EXERCISE REQUIREMENTS
Filter the data below for the string "title" and copy each matching line.

-------- MATERIALS PROVIDED --------

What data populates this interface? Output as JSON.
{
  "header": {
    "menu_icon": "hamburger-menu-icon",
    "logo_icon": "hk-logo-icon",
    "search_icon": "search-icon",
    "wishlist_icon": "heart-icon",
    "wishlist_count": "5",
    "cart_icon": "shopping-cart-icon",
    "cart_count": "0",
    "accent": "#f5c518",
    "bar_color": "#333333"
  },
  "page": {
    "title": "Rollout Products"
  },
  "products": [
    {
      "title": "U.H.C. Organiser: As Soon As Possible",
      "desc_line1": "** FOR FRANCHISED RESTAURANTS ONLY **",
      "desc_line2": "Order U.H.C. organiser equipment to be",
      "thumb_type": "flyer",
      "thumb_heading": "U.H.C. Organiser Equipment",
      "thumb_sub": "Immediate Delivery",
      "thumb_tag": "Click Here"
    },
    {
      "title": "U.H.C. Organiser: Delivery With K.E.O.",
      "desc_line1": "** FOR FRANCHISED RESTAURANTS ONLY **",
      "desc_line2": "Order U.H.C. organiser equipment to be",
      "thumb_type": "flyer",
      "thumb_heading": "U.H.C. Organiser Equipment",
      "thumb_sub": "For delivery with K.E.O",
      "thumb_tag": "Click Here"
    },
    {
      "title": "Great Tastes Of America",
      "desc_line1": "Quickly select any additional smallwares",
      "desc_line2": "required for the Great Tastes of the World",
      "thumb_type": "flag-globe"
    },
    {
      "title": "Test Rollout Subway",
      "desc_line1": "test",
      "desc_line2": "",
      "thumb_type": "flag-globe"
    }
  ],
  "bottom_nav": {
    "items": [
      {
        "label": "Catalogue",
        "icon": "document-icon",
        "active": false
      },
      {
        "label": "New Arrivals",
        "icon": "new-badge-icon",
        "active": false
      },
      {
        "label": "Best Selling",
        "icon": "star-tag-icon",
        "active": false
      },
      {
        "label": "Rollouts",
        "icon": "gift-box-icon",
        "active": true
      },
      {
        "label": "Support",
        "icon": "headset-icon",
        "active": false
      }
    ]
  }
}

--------

PROBLEM SOLUTION
    "title": "Rollout Products"
      "title": "U.H.C. Organiser: As Soon As Possible",
      "title": "U.H.C. Organiser: Delivery With K.E.O.",
      "title": "Great Tastes Of America",
      "title": "Test Rollout Subway",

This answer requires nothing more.